“I am walking on the shoulders of the late Beauregard King, Christopher C King and William ‘Bill’ Hunter who worked diligently and spent their own money and petitioned the Supreme Court to make it possible for a black person to hold a office in Chester by fighting for single member districts, restructuring district lines, getting people registered to vote, and encouraging citizens like George ‘Bunny’ Guy, Rev. Bill Stringfellow and James Gore to run for city and county elections,” he said. “Growing up witnessing all of this and watching my mother Mary A. Guy hold this office is my motivation to serve the community and also prepared me to hit the ground running.”
With Chester County having voted to switch from an elected supervisor to a hired administrator, a new, at-large council seat is being created. In the Democratic Primary, William King defeated Alex Oliphant 966-892. Oliphant, a former multi-term council member, wished King and the county the best.
“Congratulations to William King. To my many supporters I say thank you from the bottom of my heart. I’ll continue to do what I do best, love Chester County and keep trying to make it a better place,” Oliphant posted on Facebook shortly after the results were final.
King did not respond to a News & Reporter request for comment. He will face Republican Erin Mosley and Libertarian David Beverley Sr. in November’s General Election.
Incumbent State Rep. Dist. 43 Randy Ligon was given a close race by his opponent, Mark Corral. In Chester and York Counties, Ligon received 1,884 votes to challenger Corral’s 1,743 votes.
In Chester County, Ligon received 1,326 votes to Corral’s 735. In York County, Corral was the leader with 1,010 votes to Ligon’s 558.
There is reportedly a challenge to the election results that will be filed in court following the decision of the York and Chester County Election Commissions to certify the results, following a hearing on Corral’s challenge of the votes.
Ligon thanked the voters for putting their trust in him to represent them.
“I am thrilled and honored, and I recognize that it is a privilege for me to serve the people in District 43, particularly in Chester and York Counties,” he said.
“It is very important. I thought we got a lot done in the last few years: we did have one of the biggest budgets and surpluses ever in South Carolina. We want to be careful to invest it properly and not to waste it and not just spend it because we’ve got it.
“I look forward to going back to Columbia to try and hold the conservative line and carefully investing our money in the people of South Carolina, and returning as many dollars as possible back to the people of South Carolina. And we are doing that, with a tax cut, with more funding of schools, and we’re returning a billion dollars to the road funds, and that’s going to make tremendous strides in trying to catch up on the many years of neglect in our roads and bridge systems,” he said.
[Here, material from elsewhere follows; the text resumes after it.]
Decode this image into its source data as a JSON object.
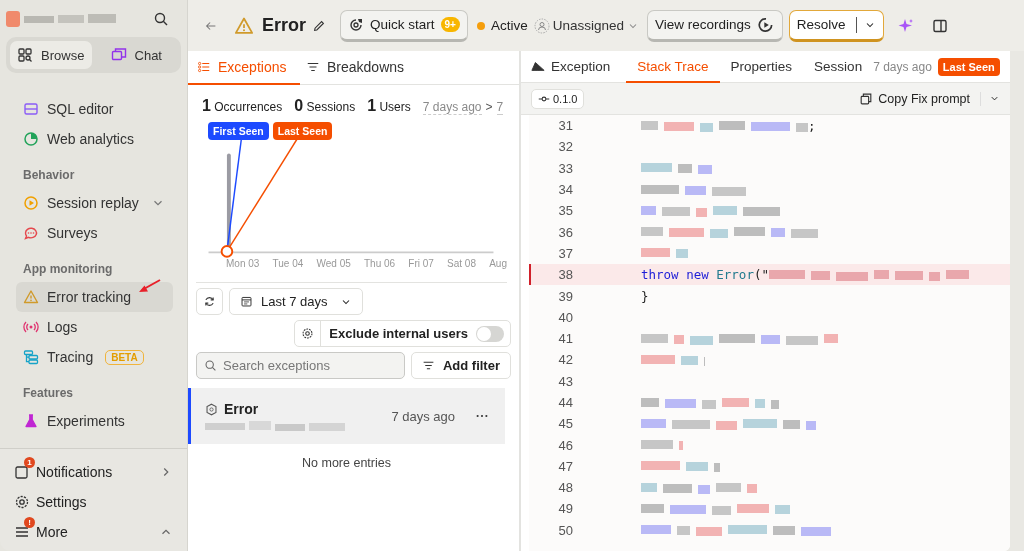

Ligon said with everything happening in Chester County, like new industries and the promise of whitewater facilities and increased tourism to come, it was obviously important to voters to have a resident legislator in the county.
“Of course I am honored and privileged to be the Representative from Chester County — I’ve been a county resident for pretty much all of my life. I think it’s important — former Rep. Greg Delleney told me years ago it was important that we have representation, and we’ve always had representation. One of the jobs of being a legislator from Chester County has been to maintain our representation, and don’t ever lose sight of the fact that we need and we deserve to be represented in Columbia. I’m honored to be that person,” he said.